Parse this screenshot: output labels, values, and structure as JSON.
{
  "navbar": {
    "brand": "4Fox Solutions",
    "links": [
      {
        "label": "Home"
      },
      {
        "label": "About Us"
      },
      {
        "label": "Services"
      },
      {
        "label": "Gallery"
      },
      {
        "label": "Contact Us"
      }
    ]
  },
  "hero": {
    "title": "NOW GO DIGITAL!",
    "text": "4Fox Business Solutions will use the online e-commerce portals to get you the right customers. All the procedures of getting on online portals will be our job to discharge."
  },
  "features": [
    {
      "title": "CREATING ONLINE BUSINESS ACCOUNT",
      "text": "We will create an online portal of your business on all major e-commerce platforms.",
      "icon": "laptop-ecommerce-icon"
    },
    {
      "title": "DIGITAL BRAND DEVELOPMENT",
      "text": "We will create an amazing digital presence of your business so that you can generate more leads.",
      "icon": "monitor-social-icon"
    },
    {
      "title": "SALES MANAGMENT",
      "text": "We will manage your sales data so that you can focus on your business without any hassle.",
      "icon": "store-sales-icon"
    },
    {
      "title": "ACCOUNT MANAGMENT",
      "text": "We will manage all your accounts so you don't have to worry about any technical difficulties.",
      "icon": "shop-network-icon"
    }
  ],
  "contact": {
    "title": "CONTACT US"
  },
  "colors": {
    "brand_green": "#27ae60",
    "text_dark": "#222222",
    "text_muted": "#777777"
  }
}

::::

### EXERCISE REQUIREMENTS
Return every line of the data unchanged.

### SOLUTION FOR THIS PROBLEM
Parse this screenshot: output labels, values, and structure as JSON.
{
  "navbar": {
    "brand": "4Fox Solutions",
    "links": [
      {
        "label": "Home"
      },
      {
        "label": "About Us"
      },
      {
        "label": "Services"
      },
      {
        "label": "Gallery"
      },
      {
        "label": "Contact Us"
      }
    ]
  },
  "hero": {
    "title": "NOW GO DIGITAL!",
    "text": "4Fox Business Solutions will use the online e-commerce portals to get you the right customers. All the procedures of getting on online portals will be our job to discharge."
  },
  "features": [
    {
      "title": "CREATING ONLINE BUSINESS ACCOUNT",
      "text": "We will create an online portal of your business on all major e-commerce platforms.",
      "icon": "laptop-ecommerce-icon"
    },
    {
      "title": "DIGITAL BRAND DEVELOPMENT",
      "text": "We will create an amazing digital presence of your business so that you can generate more leads.",
      "icon": "monitor-social-icon"
    },
    {
      "title": "SALES MANAGMENT",
      "text": "We will manage your sales data so that you can focus on your business without any hassle.",
      "icon": "store-sales-icon"
    },
    {
      "title": "ACCOUNT MANAGMENT",
      "text": "We will manage all your accounts so you don't have to worry about any technical difficulties.",
      "icon": "shop-network-icon"
    }
  ],
  "contact": {
    "title": "CONTACT US"
  },
  "colors": {
    "brand_green": "#27ae60",
    "text_dark": "#222222",
    "text_muted": "#777777"
  }
}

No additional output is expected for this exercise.